An estimated 236,000 West Virginia adults between 19 and 64 -- one in five -- have no insurance, according to the West Virginia Division of Insurance. Six in ten are from working households.
In 2014, an estimated 170,000 West Virginians will be eligible for health insurance through Medicaid under the new law, Medicaid Commissioner Nancy Atkins told the conference. Many will be children transferred from the Childrens Health Insurance Program, but adults who earn up to 133 percent of the federal poverty level will also be eligible, she said.
Starting in 2014, another estimated 125,000 West Virginia adults with higher incomes can shop for subsidized health insurance through the insurance exchange, according to Division of Insurance preliminary estimates. A family of four earning up to $88,000 will be able to buy subsidized insurance through the exchange, Stoll said.

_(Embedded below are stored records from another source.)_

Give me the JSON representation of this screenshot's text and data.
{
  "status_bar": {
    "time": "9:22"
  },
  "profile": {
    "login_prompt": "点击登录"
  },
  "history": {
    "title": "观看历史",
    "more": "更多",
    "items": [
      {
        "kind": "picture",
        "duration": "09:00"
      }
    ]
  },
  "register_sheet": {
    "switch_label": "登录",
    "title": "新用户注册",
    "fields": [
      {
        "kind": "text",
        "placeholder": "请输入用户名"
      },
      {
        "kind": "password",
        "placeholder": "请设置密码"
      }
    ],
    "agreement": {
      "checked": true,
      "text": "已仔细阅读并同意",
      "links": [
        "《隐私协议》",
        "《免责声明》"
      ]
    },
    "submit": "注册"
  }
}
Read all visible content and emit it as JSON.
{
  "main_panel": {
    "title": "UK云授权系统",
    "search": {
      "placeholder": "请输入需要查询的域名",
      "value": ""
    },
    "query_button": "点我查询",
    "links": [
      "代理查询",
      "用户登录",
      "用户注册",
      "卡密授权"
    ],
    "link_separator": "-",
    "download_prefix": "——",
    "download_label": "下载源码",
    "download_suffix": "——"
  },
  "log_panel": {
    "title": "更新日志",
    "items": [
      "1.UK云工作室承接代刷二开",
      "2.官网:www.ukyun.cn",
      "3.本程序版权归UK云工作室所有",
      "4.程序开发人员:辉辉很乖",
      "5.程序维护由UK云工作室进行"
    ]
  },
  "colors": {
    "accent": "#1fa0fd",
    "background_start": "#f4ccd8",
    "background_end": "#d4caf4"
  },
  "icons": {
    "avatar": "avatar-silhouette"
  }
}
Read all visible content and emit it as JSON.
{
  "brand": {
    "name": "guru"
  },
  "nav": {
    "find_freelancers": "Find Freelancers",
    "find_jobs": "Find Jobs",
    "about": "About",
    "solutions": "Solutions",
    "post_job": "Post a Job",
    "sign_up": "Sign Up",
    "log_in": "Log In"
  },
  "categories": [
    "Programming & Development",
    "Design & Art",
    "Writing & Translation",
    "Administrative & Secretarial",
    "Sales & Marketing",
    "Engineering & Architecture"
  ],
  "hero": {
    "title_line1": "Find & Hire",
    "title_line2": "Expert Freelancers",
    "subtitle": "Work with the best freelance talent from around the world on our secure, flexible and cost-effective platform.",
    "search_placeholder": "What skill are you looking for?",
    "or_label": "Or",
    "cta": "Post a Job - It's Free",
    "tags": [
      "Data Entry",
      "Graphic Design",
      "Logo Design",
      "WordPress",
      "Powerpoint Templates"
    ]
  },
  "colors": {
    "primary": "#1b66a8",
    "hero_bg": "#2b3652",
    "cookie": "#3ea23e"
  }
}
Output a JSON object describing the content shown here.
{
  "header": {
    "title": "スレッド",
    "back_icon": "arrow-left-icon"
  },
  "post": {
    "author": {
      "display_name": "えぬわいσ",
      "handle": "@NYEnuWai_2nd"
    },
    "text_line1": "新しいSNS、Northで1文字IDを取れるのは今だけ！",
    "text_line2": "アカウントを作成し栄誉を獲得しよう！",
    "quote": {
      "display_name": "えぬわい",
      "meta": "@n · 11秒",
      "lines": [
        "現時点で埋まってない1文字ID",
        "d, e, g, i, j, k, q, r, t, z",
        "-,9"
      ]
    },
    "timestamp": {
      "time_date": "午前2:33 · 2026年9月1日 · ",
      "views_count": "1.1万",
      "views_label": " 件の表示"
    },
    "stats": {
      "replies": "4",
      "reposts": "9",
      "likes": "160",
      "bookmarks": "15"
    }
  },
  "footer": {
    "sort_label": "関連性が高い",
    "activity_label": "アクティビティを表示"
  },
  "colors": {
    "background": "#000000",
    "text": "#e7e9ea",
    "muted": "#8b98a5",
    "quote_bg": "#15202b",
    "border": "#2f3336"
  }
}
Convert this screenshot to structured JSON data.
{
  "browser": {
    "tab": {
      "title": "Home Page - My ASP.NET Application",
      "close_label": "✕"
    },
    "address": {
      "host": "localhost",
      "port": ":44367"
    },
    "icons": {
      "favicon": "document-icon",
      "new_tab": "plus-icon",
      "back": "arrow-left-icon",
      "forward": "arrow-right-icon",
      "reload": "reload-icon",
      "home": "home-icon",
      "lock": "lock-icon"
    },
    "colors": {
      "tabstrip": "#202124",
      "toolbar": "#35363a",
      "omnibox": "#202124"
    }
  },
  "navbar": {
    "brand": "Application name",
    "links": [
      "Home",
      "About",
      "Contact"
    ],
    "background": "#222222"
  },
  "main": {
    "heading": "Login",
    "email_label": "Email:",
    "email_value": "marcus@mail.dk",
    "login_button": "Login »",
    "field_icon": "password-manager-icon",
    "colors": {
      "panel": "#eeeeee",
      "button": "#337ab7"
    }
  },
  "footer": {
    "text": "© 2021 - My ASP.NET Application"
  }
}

The federal government will pay 100 percent of the cost of the new Medicaid enrollees till 2020, under the reform law. Thereafter, the state would have to come up with 10 percent of the cost.
Manchin, who is running for the U.S. Senate, told the conference the tobacco tax could be increased specifically to pay the 10 percent cost. "It's time to do that," he said.
According to a 2008 West Virginia Health Care Authority study, the state will save more than $200 million a year in uncompensated health care costs after hundreds of thousands are newly insured. "Right now we're paying hidden costs of unnecessary emergency room visits," Manchin said.
All speakers said the state has much work to do before the major parts of health care reform kick in, in 2014. "It's no longer a fight in Washington, D.C.," Stoll said. "The work is in the states now."
Atkins reeled off a long list of tasks Medicaid must accomplish while getting ready. "But it's an exciting time to be in health care," she said.
The conference, titled "Growing Healthy Children: Health Care Reform Summit" is funded by the Claude Worthington Benedum Foundation, with support from the AARP, West Virginia CHIP, and a variety of statewide health groups, governmental and private.
The conference continues Tuesday at the Charleston Marriott.
Reach Kate Long at (304) 348-1798 or katel...@wvgazette.com.